Besides the dengue fever, we will also have to be concern with seasonal influenza. Seasonal influenza is an acute respiratory infection caused by influenza viruses which circulate in all parts of the world. It represents a year-round disease burden. It causes illnesses that range in severity and sometimes lead to hospitalization and death. Most people recover from fever and other symptoms within a week without requiring medical attention. However, influenza can cause severe illness or death, particularly among high risk groups including the very young, the elderly, pregnant women, health workers and those with serious medical conditions. In temperate climates, seasonal epidemics occur mainly during winter, while in tropical regions, influenza may occur throughout the year, causing outbreaks more irregularly.

Seasonal influenza is characterized by a sudden onset of fever, cough (usually dry), headache, muscle and joint pain, severe malaise (feeling unwell), sore throat and a runny nose. The cough can be severe and can last two or more weeks.


Most people who get flu will recover in a few days to less than two weeks, but some people will develop complications (such as pneumonia) as a result of flu, some of which can be life-threatening and result in death. Sinus and ear infections are examples of moderate complications from flu, while pneumonia is a serious flu complication that can result from either flu virus infection alone or from co-infection of flu virus and bacteria. Other possible serious complications triggered by flu can include inflammation of the heart (myocarditis), brain (encephalitis) or muscle tissues (myositis, rhabdomyolysis), and multi-organ failure (for example, respiratory and kidney failure). Flu virus infection of the respiratory tract can trigger an extreme inflammatory response in the body and can lead to sepsis, the body’s life-threatening response to infection. Flu also can make chronic medical problems worse.
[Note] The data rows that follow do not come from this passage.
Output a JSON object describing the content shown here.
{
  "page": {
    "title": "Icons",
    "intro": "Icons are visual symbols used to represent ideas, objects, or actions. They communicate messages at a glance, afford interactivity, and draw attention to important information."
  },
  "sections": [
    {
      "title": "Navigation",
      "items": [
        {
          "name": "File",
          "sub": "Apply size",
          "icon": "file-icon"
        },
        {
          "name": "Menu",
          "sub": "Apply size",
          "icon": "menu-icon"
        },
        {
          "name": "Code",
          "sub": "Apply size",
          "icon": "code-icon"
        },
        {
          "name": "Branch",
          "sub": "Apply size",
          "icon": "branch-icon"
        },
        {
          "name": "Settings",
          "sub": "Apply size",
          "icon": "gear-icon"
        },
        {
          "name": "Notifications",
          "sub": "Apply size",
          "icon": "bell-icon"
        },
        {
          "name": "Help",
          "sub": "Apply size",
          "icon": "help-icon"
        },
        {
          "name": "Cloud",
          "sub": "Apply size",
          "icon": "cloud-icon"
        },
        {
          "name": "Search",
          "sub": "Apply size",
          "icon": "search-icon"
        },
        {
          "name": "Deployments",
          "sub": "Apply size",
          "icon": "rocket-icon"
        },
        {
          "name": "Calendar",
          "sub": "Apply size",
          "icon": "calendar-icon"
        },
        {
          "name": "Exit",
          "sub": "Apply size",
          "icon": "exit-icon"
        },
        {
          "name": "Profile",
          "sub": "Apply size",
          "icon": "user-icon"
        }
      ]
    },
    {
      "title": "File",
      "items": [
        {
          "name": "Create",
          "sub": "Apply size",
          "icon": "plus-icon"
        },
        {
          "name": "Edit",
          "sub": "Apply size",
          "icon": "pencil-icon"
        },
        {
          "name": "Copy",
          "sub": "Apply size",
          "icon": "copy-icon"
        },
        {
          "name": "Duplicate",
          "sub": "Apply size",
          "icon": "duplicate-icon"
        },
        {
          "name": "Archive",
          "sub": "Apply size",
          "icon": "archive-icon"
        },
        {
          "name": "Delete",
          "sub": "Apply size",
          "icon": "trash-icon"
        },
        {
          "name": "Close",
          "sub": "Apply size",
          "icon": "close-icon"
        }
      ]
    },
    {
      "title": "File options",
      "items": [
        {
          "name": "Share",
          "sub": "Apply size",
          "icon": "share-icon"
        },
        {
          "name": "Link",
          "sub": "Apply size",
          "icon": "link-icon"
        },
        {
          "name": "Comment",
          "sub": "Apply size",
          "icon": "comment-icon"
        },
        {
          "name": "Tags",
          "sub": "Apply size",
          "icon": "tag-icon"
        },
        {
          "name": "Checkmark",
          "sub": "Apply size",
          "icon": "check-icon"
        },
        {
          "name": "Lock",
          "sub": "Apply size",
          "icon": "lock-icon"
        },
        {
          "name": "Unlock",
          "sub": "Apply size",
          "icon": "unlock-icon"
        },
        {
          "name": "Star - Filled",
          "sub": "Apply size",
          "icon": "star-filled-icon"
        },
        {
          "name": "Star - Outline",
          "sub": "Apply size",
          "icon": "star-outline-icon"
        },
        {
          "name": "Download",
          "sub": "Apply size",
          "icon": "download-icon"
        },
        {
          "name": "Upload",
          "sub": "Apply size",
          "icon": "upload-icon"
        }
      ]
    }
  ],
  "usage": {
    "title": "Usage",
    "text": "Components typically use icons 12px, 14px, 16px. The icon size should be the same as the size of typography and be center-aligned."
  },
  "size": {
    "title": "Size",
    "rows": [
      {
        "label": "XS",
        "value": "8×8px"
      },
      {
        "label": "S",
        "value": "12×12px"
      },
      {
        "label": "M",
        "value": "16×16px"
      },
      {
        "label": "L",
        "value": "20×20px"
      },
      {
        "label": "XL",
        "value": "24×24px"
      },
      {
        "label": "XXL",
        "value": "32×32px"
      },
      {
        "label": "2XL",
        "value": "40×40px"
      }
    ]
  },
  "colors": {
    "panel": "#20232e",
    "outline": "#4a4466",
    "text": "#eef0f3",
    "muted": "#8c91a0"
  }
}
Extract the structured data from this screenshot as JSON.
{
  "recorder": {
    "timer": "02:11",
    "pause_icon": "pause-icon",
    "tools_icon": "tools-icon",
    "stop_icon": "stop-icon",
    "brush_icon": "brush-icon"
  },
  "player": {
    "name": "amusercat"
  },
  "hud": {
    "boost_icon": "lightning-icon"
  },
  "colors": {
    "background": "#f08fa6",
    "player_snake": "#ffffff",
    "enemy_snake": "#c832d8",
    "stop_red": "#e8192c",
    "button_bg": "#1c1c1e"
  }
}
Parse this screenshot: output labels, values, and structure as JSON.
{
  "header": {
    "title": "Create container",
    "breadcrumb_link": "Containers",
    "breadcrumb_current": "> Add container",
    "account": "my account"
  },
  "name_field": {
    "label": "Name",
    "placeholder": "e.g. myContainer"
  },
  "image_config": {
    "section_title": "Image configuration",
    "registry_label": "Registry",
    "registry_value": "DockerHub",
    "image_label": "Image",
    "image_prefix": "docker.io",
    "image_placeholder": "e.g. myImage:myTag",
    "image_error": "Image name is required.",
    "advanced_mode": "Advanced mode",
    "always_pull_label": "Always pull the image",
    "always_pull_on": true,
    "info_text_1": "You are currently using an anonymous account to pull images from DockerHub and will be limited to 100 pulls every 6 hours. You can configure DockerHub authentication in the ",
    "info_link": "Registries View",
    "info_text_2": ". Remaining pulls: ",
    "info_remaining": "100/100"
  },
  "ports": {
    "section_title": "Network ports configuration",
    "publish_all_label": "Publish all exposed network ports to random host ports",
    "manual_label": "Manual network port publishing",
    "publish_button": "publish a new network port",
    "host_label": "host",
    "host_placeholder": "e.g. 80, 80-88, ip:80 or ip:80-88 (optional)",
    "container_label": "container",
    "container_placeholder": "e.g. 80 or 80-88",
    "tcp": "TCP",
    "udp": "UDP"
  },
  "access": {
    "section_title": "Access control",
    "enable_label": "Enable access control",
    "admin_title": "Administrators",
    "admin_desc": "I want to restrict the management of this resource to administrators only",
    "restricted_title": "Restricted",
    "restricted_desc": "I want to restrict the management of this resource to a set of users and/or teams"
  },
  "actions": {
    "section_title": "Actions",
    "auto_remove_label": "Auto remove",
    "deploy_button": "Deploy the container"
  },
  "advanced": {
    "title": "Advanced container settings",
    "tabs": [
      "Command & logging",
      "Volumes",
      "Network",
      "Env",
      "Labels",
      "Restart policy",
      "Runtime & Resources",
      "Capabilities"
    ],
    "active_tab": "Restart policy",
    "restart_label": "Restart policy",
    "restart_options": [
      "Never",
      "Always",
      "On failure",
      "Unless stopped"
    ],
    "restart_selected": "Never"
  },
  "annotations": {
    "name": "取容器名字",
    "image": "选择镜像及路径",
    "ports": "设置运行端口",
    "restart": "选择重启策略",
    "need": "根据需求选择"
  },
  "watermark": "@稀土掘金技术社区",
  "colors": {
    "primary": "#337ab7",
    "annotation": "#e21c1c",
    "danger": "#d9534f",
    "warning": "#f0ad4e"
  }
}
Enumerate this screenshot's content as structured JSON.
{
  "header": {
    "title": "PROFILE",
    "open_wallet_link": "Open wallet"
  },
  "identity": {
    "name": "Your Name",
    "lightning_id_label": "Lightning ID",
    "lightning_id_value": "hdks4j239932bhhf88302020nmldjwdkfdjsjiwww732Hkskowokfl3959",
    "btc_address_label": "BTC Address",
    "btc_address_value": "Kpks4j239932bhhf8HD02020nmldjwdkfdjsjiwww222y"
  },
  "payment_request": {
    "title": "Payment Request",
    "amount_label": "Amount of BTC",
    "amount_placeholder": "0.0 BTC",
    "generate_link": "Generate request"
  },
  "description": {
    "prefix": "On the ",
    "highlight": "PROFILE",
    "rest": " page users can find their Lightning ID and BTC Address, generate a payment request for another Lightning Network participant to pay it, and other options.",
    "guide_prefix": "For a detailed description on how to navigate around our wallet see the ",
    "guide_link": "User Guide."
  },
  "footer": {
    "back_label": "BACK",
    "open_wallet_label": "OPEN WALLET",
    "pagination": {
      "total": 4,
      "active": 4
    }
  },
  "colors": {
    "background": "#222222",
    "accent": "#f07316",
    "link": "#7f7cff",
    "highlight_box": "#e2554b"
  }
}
For example, people with asthma may experience asthma attacks while they have flu, and people with chronic heart disease may experience a worsening of this condition triggered by flu.


Most people will recover from influenza on their own. People with severe symptoms or other medical conditions should seek medical care. People with mild symptoms should:

  • stay home to avoid infecting other people
  • rest
  • drink plenty of fluids
  • treat other symptoms such as fever
  • seek medical care if symptoms get worse.


People at high risk or with severe symptoms should be treated with antiviral medications as soon as possible. They include people who are:

  • pregnant
  • children under 59 months of age
  • aged 65 years and older
  • living with other chronic illnesses
  • receiving chemotherapy
  • living with suppressed immune systems due to HIV or other conditions.


The WHO Global Influenza Surveillance and Response System (GISRS) monitors resistance to antivirals among circulating influenza viruses to provide timely evidence for national policies related to antiviral use.


To help control the spread of influenza in your community, stay home and keep sick children home until the fever has been gone, without the use of medicine, for 24 hours. Unless you’re going to a medical appointment, avoid being around other people until you’re feeling better. If you do need to leave your home to get medical care, wear a face mask. Wash your hands often.